*** Records provided Section Begins ***

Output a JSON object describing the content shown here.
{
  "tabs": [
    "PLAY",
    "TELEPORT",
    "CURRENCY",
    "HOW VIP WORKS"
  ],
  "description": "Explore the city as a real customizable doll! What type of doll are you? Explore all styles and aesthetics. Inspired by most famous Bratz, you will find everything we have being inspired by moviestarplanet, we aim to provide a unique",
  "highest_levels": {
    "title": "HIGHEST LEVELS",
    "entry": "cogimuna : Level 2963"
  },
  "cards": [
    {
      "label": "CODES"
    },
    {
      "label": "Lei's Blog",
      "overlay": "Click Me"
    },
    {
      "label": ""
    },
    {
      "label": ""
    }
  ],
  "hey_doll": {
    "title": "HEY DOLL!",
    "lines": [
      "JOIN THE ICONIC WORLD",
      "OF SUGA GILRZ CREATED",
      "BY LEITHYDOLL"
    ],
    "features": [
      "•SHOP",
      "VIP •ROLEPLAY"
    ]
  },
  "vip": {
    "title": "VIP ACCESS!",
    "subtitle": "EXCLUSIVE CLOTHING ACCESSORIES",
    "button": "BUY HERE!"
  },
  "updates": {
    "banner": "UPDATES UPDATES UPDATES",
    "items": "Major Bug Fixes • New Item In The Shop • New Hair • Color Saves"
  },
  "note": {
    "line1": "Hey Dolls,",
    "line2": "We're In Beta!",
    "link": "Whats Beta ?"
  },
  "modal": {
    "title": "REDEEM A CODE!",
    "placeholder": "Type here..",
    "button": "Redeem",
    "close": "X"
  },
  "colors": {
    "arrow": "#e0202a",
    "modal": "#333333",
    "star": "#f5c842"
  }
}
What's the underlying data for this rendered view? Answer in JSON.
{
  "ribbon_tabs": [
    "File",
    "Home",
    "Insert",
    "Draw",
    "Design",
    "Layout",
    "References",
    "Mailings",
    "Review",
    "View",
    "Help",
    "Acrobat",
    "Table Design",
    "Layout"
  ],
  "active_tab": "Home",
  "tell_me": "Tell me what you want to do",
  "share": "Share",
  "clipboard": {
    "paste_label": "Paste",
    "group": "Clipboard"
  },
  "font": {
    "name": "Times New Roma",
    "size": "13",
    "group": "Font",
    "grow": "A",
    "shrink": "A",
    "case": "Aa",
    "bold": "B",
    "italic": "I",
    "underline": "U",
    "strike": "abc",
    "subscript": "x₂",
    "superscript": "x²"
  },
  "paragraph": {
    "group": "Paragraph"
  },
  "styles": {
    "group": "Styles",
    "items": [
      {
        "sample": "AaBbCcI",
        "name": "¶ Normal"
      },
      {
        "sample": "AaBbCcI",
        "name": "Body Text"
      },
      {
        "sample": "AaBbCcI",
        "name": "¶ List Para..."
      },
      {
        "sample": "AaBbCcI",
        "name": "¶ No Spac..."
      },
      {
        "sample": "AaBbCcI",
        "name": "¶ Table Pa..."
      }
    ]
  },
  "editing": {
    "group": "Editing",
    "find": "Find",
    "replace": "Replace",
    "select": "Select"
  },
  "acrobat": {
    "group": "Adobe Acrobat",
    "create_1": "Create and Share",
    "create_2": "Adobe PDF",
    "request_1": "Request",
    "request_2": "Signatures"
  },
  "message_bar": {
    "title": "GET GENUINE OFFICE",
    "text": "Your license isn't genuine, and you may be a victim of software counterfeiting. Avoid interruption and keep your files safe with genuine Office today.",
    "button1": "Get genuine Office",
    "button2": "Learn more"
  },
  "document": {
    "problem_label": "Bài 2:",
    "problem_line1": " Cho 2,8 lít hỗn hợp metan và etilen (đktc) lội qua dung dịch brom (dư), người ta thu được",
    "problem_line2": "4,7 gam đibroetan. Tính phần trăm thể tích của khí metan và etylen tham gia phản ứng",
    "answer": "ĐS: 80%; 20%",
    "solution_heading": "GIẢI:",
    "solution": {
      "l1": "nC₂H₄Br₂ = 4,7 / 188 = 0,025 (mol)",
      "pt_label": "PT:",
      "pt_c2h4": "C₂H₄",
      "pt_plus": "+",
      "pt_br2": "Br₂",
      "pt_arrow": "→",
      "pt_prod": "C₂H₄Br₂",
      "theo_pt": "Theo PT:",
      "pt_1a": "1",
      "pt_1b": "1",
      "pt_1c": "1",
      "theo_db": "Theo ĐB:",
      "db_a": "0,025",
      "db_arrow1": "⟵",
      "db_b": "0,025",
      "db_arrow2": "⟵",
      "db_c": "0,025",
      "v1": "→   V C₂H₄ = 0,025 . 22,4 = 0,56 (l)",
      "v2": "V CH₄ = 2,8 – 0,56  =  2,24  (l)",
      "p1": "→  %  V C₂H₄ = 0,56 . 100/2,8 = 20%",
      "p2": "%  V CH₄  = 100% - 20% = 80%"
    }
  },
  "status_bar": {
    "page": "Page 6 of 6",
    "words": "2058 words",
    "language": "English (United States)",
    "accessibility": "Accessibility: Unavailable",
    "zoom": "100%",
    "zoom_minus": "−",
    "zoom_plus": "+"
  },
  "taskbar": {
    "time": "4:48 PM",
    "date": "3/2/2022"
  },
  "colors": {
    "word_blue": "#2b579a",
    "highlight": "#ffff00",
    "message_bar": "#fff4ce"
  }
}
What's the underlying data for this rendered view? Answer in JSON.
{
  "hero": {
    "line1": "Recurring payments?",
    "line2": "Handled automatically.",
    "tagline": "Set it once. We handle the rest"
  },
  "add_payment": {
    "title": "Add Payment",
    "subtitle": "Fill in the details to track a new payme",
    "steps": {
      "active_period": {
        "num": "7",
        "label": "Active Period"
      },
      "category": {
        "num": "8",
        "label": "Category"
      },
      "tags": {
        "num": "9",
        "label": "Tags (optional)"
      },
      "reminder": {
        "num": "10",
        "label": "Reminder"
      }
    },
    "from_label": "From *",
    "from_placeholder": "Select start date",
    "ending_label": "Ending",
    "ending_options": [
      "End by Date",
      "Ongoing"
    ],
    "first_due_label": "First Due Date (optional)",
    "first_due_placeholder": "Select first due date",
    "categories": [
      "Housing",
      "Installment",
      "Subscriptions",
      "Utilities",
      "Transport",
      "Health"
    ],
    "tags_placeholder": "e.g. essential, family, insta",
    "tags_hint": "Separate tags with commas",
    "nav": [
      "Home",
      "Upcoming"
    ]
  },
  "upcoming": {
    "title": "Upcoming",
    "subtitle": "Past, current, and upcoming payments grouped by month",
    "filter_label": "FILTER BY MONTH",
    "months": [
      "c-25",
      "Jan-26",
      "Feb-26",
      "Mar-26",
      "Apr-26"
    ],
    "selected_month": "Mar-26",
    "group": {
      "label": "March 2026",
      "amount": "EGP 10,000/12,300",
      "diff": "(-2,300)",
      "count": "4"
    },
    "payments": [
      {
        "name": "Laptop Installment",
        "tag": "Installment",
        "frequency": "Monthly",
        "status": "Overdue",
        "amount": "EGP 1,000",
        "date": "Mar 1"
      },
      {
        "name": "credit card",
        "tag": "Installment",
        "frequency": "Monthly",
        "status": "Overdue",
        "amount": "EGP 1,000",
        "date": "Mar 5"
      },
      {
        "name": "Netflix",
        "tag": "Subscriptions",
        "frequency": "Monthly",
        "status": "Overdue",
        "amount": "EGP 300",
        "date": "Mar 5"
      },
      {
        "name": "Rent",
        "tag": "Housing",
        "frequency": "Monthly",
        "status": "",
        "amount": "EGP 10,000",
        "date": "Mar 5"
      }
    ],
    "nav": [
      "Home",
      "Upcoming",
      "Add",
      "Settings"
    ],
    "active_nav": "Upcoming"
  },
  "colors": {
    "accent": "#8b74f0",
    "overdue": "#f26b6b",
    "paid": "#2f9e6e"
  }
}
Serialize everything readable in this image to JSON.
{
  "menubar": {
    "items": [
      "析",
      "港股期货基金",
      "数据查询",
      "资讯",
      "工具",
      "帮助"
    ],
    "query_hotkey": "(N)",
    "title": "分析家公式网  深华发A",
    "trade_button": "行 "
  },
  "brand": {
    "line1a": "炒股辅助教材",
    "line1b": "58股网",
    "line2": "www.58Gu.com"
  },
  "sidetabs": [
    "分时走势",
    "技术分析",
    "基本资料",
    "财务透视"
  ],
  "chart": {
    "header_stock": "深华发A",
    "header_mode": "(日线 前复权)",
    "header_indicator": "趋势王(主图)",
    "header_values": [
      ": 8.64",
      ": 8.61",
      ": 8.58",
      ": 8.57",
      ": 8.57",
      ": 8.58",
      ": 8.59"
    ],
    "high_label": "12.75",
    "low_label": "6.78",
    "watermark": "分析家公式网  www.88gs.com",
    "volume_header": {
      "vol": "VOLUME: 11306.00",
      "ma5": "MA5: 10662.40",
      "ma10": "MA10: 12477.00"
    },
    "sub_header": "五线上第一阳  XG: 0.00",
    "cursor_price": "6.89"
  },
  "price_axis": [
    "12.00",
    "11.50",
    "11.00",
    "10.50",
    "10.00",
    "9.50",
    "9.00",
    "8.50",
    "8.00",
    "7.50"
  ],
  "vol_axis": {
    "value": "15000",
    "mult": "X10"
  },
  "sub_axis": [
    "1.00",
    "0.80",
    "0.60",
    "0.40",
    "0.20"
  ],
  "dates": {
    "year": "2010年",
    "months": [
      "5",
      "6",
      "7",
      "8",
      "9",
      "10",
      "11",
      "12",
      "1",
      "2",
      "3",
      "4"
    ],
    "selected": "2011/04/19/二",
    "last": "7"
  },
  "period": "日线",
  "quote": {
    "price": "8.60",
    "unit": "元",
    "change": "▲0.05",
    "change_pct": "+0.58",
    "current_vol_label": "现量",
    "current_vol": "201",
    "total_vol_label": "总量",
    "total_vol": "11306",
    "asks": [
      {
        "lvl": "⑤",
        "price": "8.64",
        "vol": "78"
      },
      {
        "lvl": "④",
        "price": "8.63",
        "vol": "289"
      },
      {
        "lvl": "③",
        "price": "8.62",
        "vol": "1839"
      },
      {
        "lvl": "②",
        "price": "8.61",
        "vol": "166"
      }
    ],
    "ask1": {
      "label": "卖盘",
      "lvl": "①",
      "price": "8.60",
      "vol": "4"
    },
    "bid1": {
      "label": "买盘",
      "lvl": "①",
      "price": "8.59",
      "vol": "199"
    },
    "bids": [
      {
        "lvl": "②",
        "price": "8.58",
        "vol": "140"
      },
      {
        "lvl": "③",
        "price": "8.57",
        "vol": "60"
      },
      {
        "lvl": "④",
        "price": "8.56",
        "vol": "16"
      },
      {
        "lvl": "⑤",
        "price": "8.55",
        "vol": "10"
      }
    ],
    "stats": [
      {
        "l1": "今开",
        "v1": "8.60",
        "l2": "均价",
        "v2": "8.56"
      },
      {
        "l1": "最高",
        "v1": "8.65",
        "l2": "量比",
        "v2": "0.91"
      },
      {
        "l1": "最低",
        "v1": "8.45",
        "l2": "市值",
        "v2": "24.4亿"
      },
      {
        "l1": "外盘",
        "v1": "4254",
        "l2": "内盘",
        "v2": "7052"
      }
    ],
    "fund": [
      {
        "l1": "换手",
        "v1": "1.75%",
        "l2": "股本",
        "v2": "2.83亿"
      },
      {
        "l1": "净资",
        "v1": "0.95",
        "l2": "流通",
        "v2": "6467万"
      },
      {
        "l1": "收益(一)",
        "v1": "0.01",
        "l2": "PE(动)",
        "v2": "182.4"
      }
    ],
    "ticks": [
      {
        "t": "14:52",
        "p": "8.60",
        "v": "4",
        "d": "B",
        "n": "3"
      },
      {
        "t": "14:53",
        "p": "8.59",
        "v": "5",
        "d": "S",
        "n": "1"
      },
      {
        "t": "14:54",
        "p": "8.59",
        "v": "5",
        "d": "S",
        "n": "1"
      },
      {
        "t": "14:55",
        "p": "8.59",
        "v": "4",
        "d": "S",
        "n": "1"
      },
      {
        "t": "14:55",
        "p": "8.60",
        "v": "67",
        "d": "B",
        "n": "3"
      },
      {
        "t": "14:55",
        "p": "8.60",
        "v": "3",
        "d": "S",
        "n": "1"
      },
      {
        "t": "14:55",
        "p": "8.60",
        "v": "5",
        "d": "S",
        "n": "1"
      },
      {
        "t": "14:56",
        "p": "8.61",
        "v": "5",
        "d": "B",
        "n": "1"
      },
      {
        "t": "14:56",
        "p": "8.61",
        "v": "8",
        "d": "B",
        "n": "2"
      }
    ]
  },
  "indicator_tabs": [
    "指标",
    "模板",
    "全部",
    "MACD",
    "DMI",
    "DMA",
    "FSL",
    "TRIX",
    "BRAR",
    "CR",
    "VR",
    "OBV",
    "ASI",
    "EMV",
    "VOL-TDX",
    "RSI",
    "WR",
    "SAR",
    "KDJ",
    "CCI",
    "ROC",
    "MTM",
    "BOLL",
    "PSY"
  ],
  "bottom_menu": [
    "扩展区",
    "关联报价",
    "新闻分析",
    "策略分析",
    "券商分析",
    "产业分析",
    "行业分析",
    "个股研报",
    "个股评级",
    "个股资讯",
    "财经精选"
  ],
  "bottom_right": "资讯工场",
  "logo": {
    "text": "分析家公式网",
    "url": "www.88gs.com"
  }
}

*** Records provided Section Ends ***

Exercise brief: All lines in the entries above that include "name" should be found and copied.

Exercise response:
    "name": "Times New Roma",
        "name": "¶ Normal"
        "name": "Body Text"
        "name": "¶ List Para..."
        "name": "¶ No Spac..."
        "name": "¶ Table Pa..."
        "name": "Laptop Installment",
        "name": "credit card",
        "name": "Netflix",
        "name": "Rent",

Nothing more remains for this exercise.